» **TASK INSTRUCTIONS**:
All pictures must be dropped, while the entries are given again word for word.

[SOURCE DATA Boundary: Start]

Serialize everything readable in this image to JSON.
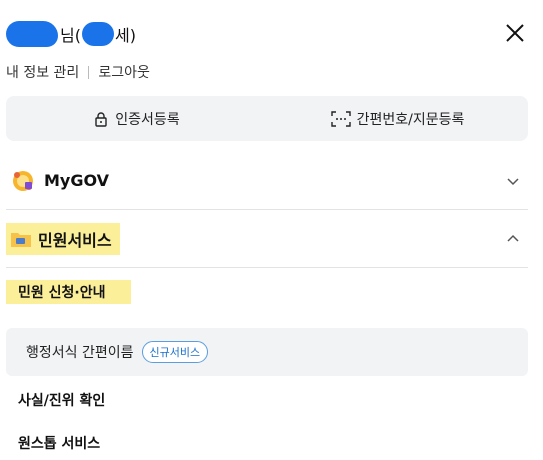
{
  "user": {
    "name_suffix": "님(",
    "name_suffix2": "세)"
  },
  "account": {
    "my_info": "내 정보 관리",
    "logout": "로그아웃"
  },
  "certificate": {
    "cert_register": "인증서등록",
    "pin_register": "간편번호/지문등록"
  },
  "menu": {
    "mygov": {
      "label": "MyGOV",
      "state": "collapsed"
    },
    "minwon": {
      "label": "민원서비스",
      "state": "expanded"
    }
  },
  "minwon_sub": {
    "apply": "민원 신청·안내",
    "promo_label": "행정서식 간편이름",
    "promo_badge": "신규서비스",
    "verify": "사실/진위 확인",
    "onestop": "원스톱 서비스"
  },
  "colors": {
    "highlight": "#fbef9a",
    "badge": "#1a6ec9",
    "panel_bg": "#f1f3f5",
    "redaction": "#1a73e8"
  }
}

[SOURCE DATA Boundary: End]

» **EXERCISE RESULT**:
Serialize everything readable in this image to JSON.
{
  "user": {
    "name_suffix": "님(",
    "name_suffix2": "세)"
  },
  "account": {
    "my_info": "내 정보 관리",
    "logout": "로그아웃"
  },
  "certificate": {
    "cert_register": "인증서등록",
    "pin_register": "간편번호/지문등록"
  },
  "menu": {
    "mygov": {
      "label": "MyGOV",
      "state": "collapsed"
    },
    "minwon": {
      "label": "민원서비스",
      "state": "expanded"
    }
  },
  "minwon_sub": {
    "apply": "민원 신청·안내",
    "promo_label": "행정서식 간편이름",
    "promo_badge": "신규서비스",
    "verify": "사실/진위 확인",
    "onestop": "원스톱 서비스"
  },
  "colors": {
    "highlight": "#fbef9a",
    "badge": "#1a6ec9",
    "panel_bg": "#f1f3f5",
    "redaction": "#1a73e8"
  }
}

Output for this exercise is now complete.